## Data shown
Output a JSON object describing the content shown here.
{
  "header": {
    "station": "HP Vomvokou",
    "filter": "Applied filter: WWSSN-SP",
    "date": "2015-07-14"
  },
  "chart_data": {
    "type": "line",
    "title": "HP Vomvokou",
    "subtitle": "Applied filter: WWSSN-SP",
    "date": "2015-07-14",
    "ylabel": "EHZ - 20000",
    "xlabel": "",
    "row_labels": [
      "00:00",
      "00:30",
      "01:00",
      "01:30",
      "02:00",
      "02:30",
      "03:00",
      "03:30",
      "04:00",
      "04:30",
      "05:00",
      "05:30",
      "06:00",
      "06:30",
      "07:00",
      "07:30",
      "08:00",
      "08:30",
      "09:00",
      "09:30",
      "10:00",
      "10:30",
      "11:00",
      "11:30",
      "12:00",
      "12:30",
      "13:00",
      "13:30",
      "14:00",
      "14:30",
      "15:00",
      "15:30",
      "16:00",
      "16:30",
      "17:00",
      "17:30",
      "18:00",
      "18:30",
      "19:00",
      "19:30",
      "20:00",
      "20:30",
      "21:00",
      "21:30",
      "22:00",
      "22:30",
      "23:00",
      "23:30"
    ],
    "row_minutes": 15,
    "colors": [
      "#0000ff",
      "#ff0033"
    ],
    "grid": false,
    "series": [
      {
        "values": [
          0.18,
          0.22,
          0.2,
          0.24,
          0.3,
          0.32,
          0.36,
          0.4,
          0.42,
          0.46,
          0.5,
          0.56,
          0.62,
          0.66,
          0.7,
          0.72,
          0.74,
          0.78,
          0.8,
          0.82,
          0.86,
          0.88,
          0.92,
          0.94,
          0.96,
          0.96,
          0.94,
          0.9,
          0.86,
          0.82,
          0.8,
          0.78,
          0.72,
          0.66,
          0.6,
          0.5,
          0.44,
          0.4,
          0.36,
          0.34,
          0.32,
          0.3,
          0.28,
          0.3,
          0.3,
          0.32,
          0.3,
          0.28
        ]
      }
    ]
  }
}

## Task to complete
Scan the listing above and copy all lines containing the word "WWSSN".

## Task output
    "filter": "Applied filter: WWSSN-SP",
    "subtitle": "Applied filter: WWSSN-SP",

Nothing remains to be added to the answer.